Not just a headache, but a disorder affecting the whole body, characterized by clearly defined attacks lasting from about 4 to 72 hours, separated by headache-free periods; progresses through five distinct phases. Prodrome: experienced by about 50% of migraineurs and starting up to 24 hours before the headache - changes in mood, sensory perception, food craving, excessive yawning, or speech or memory problems. Aura: experienced by about 15% and starting within an hour before the headache - disruption of vision (flashing lights, shimmering zigzag lines, blind spot) or sensation (numbness or 'pins and needles' around the lips or hand), or difficulty speaking. Headache: usually pulsating and occurring on one side of the head, it may occur on both sides of the head and alternate from side to side. Muscles in the neck and scalp may be tender; there may be nausea and the desire not to eat, move, see or hear. Resolution: the headache disappears and the body returns to normal. Resolution may occur over several hours during sleep or rest; an intense emotional experience or vomiting may also end the headache. Postdrome: After the headache stops, the sufferer feels drained, fatigued and tired. Muscles ache, emotions are volatile and thinking is slow.

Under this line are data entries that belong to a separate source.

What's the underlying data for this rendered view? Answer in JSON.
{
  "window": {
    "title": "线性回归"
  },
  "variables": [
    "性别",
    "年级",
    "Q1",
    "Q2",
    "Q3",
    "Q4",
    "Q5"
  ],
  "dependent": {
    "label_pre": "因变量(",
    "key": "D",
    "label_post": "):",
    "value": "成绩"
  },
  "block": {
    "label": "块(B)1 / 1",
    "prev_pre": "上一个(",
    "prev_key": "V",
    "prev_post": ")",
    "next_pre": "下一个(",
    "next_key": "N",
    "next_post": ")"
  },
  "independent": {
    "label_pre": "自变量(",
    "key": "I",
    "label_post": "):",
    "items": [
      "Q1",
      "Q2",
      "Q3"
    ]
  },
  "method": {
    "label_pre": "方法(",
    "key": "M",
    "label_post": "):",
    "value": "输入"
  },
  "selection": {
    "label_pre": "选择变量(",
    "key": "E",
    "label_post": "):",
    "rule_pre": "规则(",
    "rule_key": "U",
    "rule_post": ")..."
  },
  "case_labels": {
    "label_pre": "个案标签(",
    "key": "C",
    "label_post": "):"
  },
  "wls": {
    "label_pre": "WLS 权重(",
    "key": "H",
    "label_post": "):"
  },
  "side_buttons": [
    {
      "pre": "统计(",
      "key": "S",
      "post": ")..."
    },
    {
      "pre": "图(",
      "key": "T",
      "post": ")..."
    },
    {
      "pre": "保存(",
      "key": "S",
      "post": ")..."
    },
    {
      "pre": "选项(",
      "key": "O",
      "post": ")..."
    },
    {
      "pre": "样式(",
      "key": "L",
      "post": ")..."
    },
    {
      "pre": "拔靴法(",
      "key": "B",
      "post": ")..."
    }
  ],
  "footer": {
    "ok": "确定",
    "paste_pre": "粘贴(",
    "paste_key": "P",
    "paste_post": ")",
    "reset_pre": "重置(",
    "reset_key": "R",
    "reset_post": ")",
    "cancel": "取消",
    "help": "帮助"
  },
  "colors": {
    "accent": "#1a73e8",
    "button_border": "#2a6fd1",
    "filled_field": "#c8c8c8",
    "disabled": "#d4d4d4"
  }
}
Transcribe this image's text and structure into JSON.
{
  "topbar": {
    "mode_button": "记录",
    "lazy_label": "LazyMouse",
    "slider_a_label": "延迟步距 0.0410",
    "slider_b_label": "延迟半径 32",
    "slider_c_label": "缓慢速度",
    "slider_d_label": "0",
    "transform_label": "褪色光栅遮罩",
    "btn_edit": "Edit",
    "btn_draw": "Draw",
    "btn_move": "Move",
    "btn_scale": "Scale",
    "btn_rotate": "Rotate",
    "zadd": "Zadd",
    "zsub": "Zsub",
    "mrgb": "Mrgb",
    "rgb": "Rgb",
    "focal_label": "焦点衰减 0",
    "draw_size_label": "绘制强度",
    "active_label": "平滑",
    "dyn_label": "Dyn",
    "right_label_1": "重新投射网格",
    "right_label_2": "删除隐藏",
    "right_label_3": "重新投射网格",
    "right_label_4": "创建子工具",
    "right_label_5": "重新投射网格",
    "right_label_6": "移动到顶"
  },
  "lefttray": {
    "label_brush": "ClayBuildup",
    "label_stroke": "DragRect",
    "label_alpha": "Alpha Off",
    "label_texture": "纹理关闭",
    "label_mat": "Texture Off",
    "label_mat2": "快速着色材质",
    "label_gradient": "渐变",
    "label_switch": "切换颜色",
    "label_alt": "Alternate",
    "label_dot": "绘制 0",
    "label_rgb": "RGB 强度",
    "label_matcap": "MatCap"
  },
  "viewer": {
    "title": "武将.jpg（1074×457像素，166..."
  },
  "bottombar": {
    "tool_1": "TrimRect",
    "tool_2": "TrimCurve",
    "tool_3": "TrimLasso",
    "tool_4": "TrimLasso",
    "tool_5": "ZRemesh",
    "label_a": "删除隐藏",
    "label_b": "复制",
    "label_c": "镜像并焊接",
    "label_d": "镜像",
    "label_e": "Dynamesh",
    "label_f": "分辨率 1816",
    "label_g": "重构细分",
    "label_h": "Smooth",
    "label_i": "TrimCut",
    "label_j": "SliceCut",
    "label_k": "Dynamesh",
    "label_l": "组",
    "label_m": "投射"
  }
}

(Norepinephrine): A catecholamine hormone secreted from the adrenal medulla and post-ganglionic adrenergic fibers in response to hypotension or emotional stress.
Chemical chains of carbon, hydrogen, and oxygen atoms that are part of a fat (lipid) and are the major component of triglycerides. Depending on the number and arrangement of these atoms, fatty acids are classified as either saturated, polyunsaturated, or monounsaturated. They are nutritional substances found in nature which include cholesterol, prostaglandins, and stearic, palmitic, linoleic, linolenic, eicosapentanoic (EPA), and decohexanoic acids. Important nutritional lipids include lecithin, choline, gamma-linoleic acid, and inositol.
Fat-soluble substances derived from animal or vegetable cells by nonpolar solvents (e.g. ether); the term can include the following types of materials: fatty acids, glycerides, phospholipids, alcohols and waxes.
A waxy, fat-like substance manufactured in the liver and found in all tissues, it facilitates the transport and absorption of fatty acids. In foods, only animal products contain cholesterol. An excess of cholesterol in the bloodstream can contribute to the development of atherosclerosis.
A chemical compound that slows or prevents oxygen from reacting with other compounds. Some antioxidants have been shown to have cancer-protecting potential because they neutralize free radicals. Examples include vitamins C and E, alpha lipoic acid, beta carotene, the minerals selenium, zinc, and germanium, superoxide dismutase (SOD), coenzyme Q10, catalase, and some amino acids, like cystiene. Other nutrient sources include grape seed extract, curcumin, gingko, green tea, olive leaf, policosanol and pycnogenol.